Brief:- In this first exercise, you’ll use fragments of still life images to create a combined design. Arrange a still life set-up that includes a background (preferably an ironed white or black sheet) and three distinct objects. It would be helpful if at least one object was sized at least 0.5m or you’ll be photographing everything in macro. Use either sunlight from a window or one single source of electric light to cast shadows and bring out the 3D form of the objects. Photograph around the objects, both close and wide shots, not all from the front. Capture the edges and the lines of the objects as well as defined shapes within them – for example the sound holes of a violin. Capture edges where light and shadow create a sense of depth or recess. Take pictures of the textures and colours of the objects. Think of this project as collecting impressions and perceptions of these objects and let this guide your camera. You’ll need approximately 20 well-exposed images.
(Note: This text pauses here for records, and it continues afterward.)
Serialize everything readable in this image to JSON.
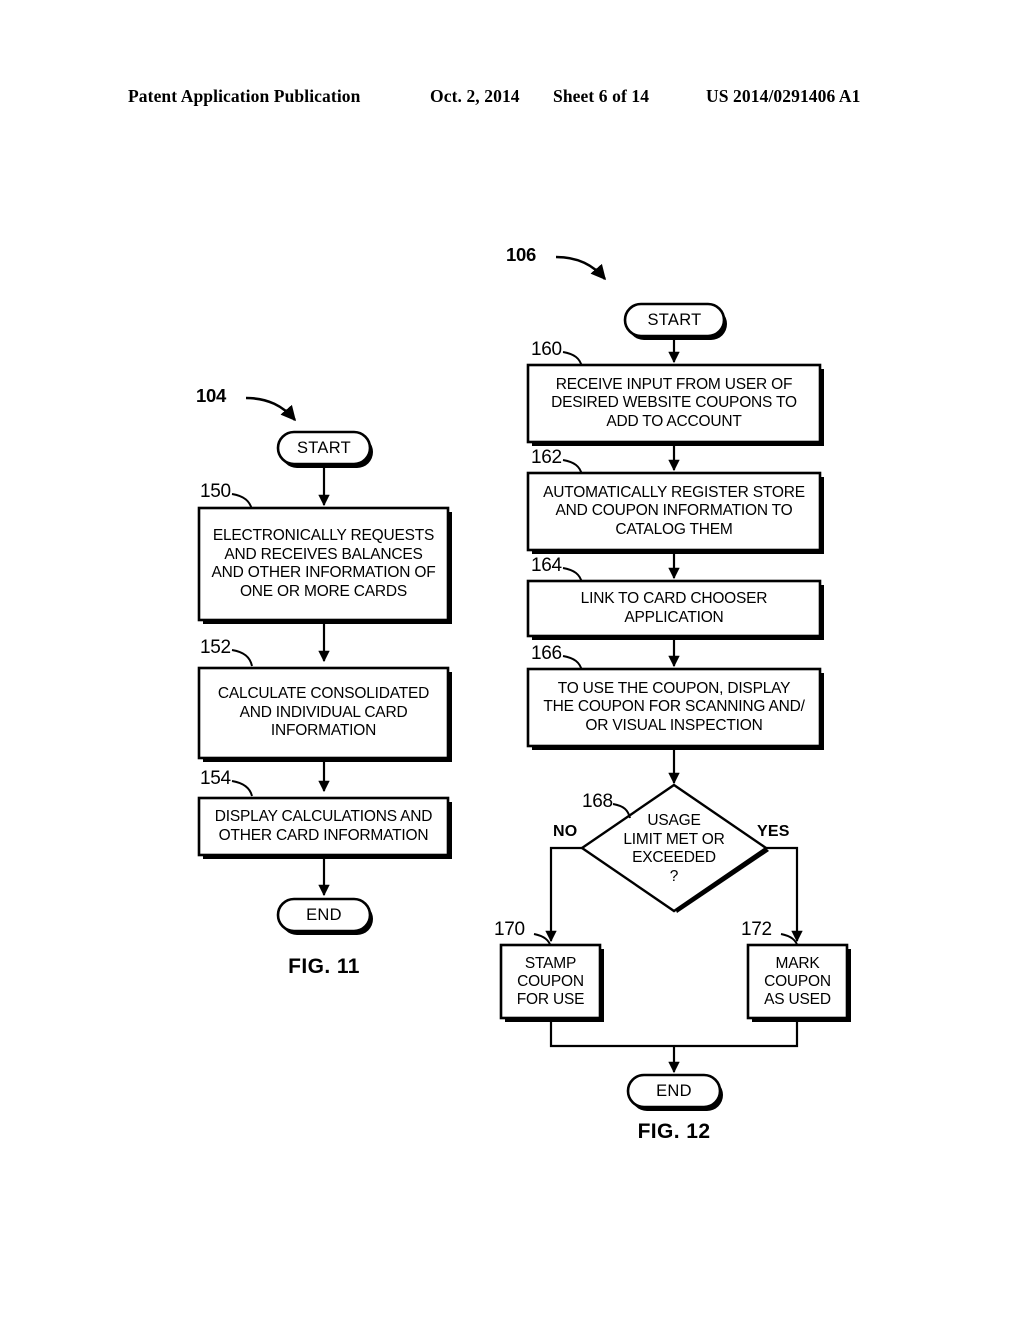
{
  "header": {
    "publication": "Patent Application Publication",
    "date": "Oct. 2, 2014",
    "sheet": "Sheet 6 of 14",
    "patent_number": "US 2014/0291406 A1"
  },
  "figures": [
    {
      "caption": "FIG. 11",
      "diagram_ref": "104",
      "start_label": "START",
      "end_label": "END",
      "steps": [
        {
          "ref": "150",
          "text": "ELECTRONICALLY REQUESTS\nAND RECEIVES BALANCES\nAND OTHER INFORMATION OF\nONE OR MORE CARDS"
        },
        {
          "ref": "152",
          "text": "CALCULATE CONSOLIDATED\nAND INDIVIDUAL CARD\nINFORMATION"
        },
        {
          "ref": "154",
          "text": "DISPLAY CALCULATIONS AND\nOTHER CARD INFORMATION"
        }
      ]
    },
    {
      "caption": "FIG. 12",
      "diagram_ref": "106",
      "start_label": "START",
      "end_label": "END",
      "steps": [
        {
          "ref": "160",
          "text": "RECEIVE INPUT FROM USER OF\nDESIRED WEBSITE COUPONS TO\nADD TO ACCOUNT"
        },
        {
          "ref": "162",
          "text": "AUTOMATICALLY REGISTER STORE\nAND COUPON INFORMATION TO\nCATALOG THEM"
        },
        {
          "ref": "164",
          "text": "LINK TO CARD CHOOSER\nAPPLICATION"
        },
        {
          "ref": "166",
          "text": "TO USE THE COUPON, DISPLAY\nTHE COUPON FOR SCANNING AND/\nOR VISUAL INSPECTION"
        }
      ],
      "decision": {
        "ref": "168",
        "text": "USAGE\nLIMIT MET OR\nEXCEEDED\n?",
        "no_label": "NO",
        "yes_label": "YES"
      },
      "branches": [
        {
          "ref": "170",
          "text": "STAMP\nCOUPON\nFOR USE"
        },
        {
          "ref": "172",
          "text": "MARK\nCOUPON\nAS USED"
        }
      ]
    }
  ],
  "colors": {
    "ink": "#000000",
    "paper": "#ffffff"
  }
}
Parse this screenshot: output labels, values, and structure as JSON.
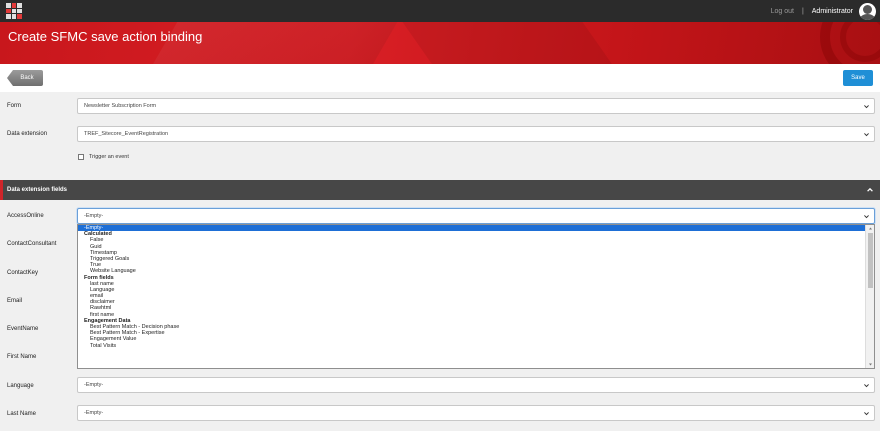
{
  "topbar": {
    "logout": "Log out",
    "separator": "|",
    "user": "Administrator"
  },
  "header": {
    "title": "Create SFMC save action binding"
  },
  "actions": {
    "back": "Back",
    "save": "Save"
  },
  "form": {
    "form_label": "Form",
    "form_value": "Newsletter Subscription Form",
    "data_extension_label": "Data extension",
    "data_extension_value": "TREF_Sitecore_EventRegistration",
    "trigger_label": "Trigger an event"
  },
  "section": {
    "title": "Data extension fields"
  },
  "fields": [
    {
      "label": "AccessOnline",
      "value": "-Empty-"
    },
    {
      "label": "ContactConsultant",
      "value": ""
    },
    {
      "label": "ContactKey",
      "value": ""
    },
    {
      "label": "Email",
      "value": ""
    },
    {
      "label": "EventName",
      "value": ""
    },
    {
      "label": "First Name",
      "value": ""
    },
    {
      "label": "Language",
      "value": "-Empty-"
    },
    {
      "label": "Last Name",
      "value": "-Empty-"
    }
  ],
  "dropdown": {
    "items": [
      {
        "text": "-Empty-",
        "kind": "selected"
      },
      {
        "text": "Calculated",
        "kind": "group"
      },
      {
        "text": "False",
        "kind": "opt"
      },
      {
        "text": "Guid",
        "kind": "opt"
      },
      {
        "text": "Timestamp",
        "kind": "opt"
      },
      {
        "text": "Triggered Goals",
        "kind": "opt"
      },
      {
        "text": "True",
        "kind": "opt"
      },
      {
        "text": "Website Language",
        "kind": "opt"
      },
      {
        "text": "Form fields",
        "kind": "group"
      },
      {
        "text": "last name",
        "kind": "opt"
      },
      {
        "text": "Language",
        "kind": "opt"
      },
      {
        "text": "email",
        "kind": "opt"
      },
      {
        "text": "disclaimer",
        "kind": "opt"
      },
      {
        "text": "Rawhtml",
        "kind": "opt"
      },
      {
        "text": "first name",
        "kind": "opt"
      },
      {
        "text": "Engagement Data",
        "kind": "group"
      },
      {
        "text": "Best Pattern Match - Decision phase",
        "kind": "opt"
      },
      {
        "text": "Best Pattern Match - Expertise",
        "kind": "opt"
      },
      {
        "text": "Engagement Value",
        "kind": "opt"
      },
      {
        "text": "Total Visits",
        "kind": "opt"
      }
    ]
  },
  "colors": {
    "brand_red": "#d91f25",
    "save_blue": "#1f8fd6",
    "selected_blue": "#1e6fd6"
  },
  "icons": [
    "app-grid-icon",
    "avatar-icon",
    "chevron-down-icon",
    "chevron-up-icon"
  ]
}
The idea behind this exercise is to imaginatively combine the different photographs into a single conclusive design. Have a look at some Cubist paintings and sculpture as inspiration. Notice how one object blends into another and how different viewpoints of the same object co-exist in surprising ways. The classic example of this is Picasso’s combination of the front and profile of a face, as in Weeping Woman, which you can see on the Tate’s website. Then look at Brendan Fowler’s Spring 2011 – Fall 2012 on the New York Museum of Modern Art (MOMA) website, which attempts similar arrangements with photography.
Weeping Woman by Picasso (1881 – 1973)
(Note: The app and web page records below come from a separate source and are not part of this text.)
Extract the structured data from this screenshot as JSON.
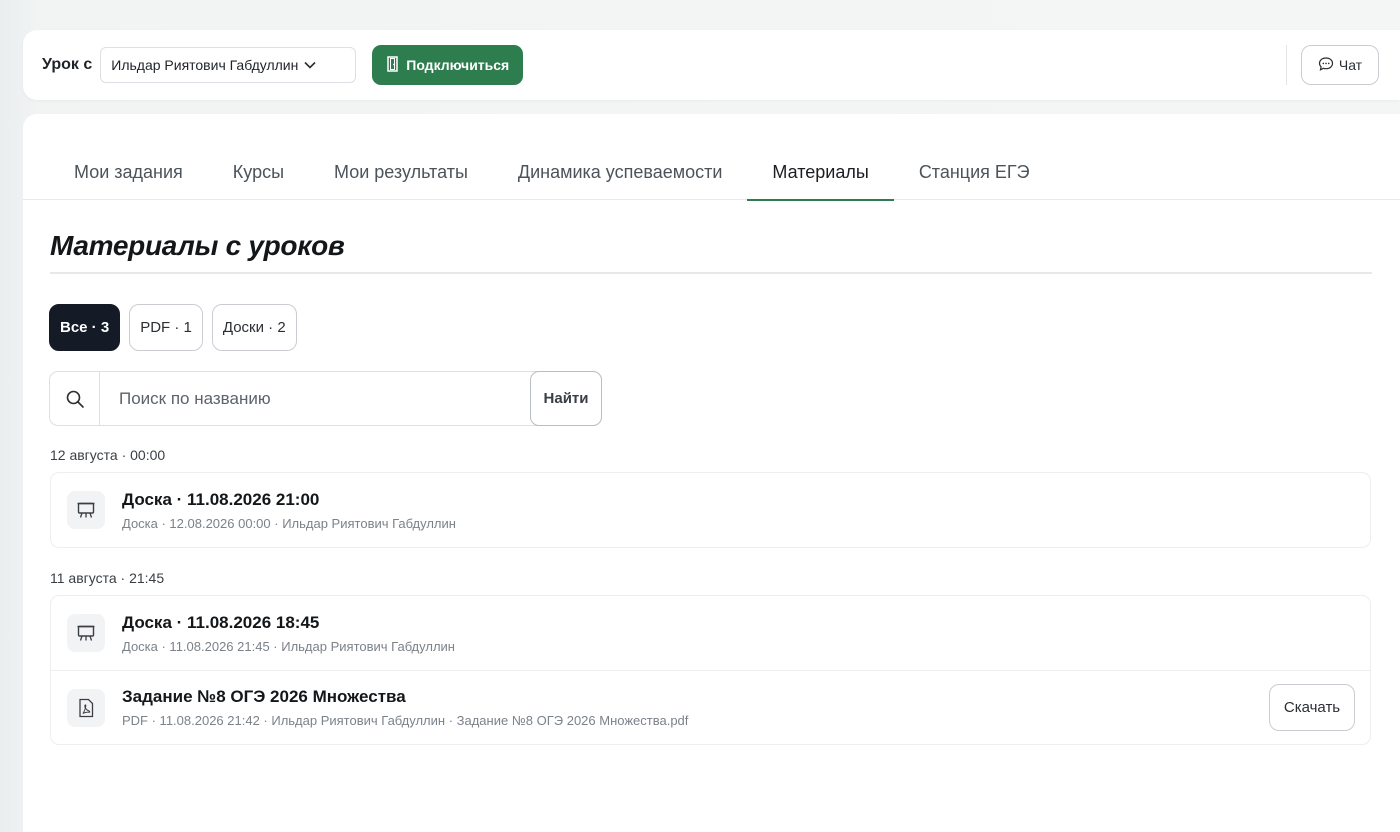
{
  "topbar": {
    "lesson_label": "Урок с",
    "teacher_selected": "Ильдар Риятович Габдуллин",
    "connect_label": "Подключиться",
    "chat_label": "Чат"
  },
  "tabs": [
    {
      "label": "Мои задания"
    },
    {
      "label": "Курсы"
    },
    {
      "label": "Мои результаты"
    },
    {
      "label": "Динамика успеваемости"
    },
    {
      "label": "Материалы",
      "active": true
    },
    {
      "label": "Станция ЕГЭ"
    }
  ],
  "page": {
    "title": "Материалы с уроков"
  },
  "filters": [
    {
      "label": "Все · 3",
      "active": true
    },
    {
      "label": "PDF · 1"
    },
    {
      "label": "Доски · 2"
    }
  ],
  "search": {
    "placeholder": "Поиск по названию",
    "button_label": "Найти"
  },
  "groups": [
    {
      "label": "12 августа · 00:00",
      "items": [
        {
          "icon": "whiteboard-icon",
          "title": "Доска · 11.08.2026 21:00",
          "meta": "Доска · 12.08.2026 00:00 · Ильдар Риятович Габдуллин"
        }
      ]
    },
    {
      "label": "11 августа · 21:45",
      "items": [
        {
          "icon": "whiteboard-icon",
          "title": "Доска · 11.08.2026 18:45",
          "meta": "Доска · 11.08.2026 21:45 · Ильдар Риятович Габдуллин"
        },
        {
          "icon": "pdf-file-icon",
          "title": "Задание №8 ОГЭ 2026 Множества",
          "meta": "PDF · 11.08.2026 21:42 · Ильдар Риятович Габдуллин · Задание №8 ОГЭ 2026 Множества.pdf",
          "action_label": "Скачать"
        }
      ]
    }
  ],
  "colors": {
    "accent": "#2e7d4f",
    "chip_active": "#141a26"
  }
}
The red, green and purple outlines are marks which I have made for the purpose of annotation. The original can be seen here.
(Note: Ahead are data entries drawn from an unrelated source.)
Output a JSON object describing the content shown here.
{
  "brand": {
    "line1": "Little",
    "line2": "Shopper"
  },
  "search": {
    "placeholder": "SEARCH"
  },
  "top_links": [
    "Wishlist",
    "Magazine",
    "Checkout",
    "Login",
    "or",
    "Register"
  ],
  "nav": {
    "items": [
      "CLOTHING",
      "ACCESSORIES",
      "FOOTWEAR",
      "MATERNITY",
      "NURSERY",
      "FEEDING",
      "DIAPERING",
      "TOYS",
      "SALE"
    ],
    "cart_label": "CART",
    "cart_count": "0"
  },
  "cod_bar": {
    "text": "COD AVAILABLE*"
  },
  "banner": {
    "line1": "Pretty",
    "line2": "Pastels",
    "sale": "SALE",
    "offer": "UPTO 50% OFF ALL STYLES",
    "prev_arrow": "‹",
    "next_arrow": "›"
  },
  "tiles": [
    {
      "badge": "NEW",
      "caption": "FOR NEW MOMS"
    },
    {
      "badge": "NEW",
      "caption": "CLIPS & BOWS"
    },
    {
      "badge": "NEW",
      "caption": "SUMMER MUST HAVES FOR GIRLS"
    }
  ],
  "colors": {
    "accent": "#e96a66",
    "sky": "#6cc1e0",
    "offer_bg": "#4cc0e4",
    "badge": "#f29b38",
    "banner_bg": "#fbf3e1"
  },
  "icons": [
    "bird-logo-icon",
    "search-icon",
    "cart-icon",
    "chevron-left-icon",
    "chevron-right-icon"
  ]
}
- Red: – Profile view.
- Green:- Front view.
- Purple:- Triangles.
The combination of the frontal and profile view are quite apparent in Weeping Woman, and this painting is evidence that art does not need to be literal for it to make sense. I have used the purple to highlight some of the triangles that Picasso has used throughout the image. They become a visual anchor and can also be found in the womans hat and coat. As part of the head they provide definition to the collar and neck, chin, and movement of the tears. Also of note are the two hands, to the left and right of the mouth. They are both of the left hand and also shown from differing perspectives.
Swinging by Wassily Kandinsky (1866 – 1944)
This wonderful painting by Kandinsky is relevent to the brief because of how the lines and edges of the shapes fit together to produce the overall effect. I am aware how easy it is to anthropomorphise, but I can only say what I see. To me, the shapes and colours, as separate elements, combine to become a man who is smoking, sitting down with a blanket over his legs. There is a lamp both in front of and behind him, and he is thinking deeply (highlighted by the yellow triangle above his head with the stream of consciousness flowing out from this). Is this a representation of Einstein? Did their paths cross when Kandinsky was living in Germany?
Brendan Fowler (1978)
Fowlers photography is certainly abstract and novel, and I can see the connection between his photography and the brief. There are some lines that connect with each other, and these provide a minor similarity with the work of Kandinsky, but only slightly. I think that rather than drawing any comparisons between the work of Kandinsky and Picasso, they should be viewed as stand alone abstract photography. The photo above is one of the better ones in relation to overlapping lines, and his way of creating layers is a new idea for me to consider. The layers, which are created in the physical form, rather than in digital editing software, have a solidity and strength to them, and without the reductionism that generally happens when I or others reduce opacity in Photoshop.. Neither way is better, but it’s nice to have an alternate way of creating layers.
Figure 1 Picasso, P; 1937; Femme en pleurs (Weeping woman) [Oil paint on canvas]; AT: https://www.tate.org.uk/art/artworks/picasso-weeping-woman-t05010 (accessed on 11/09/2018)
Figure 2 Kandinsky, W; 1925; Schaukeln (Swinging) [Oil paint on board]; AT: https://www.tate.org.uk/art/artworks/kandinsky-swinging-t02344 (accessed on 11/09/2018)
Figure 3 Fowler, B; 2010; Joel’s Phone on Lauro Table 1, “Looking at Richter Photo With Carol and Roberto” on Computer 2, Pots in Patty’s Window 1, Looking at Richter Photo with Carol and Roberto 1 [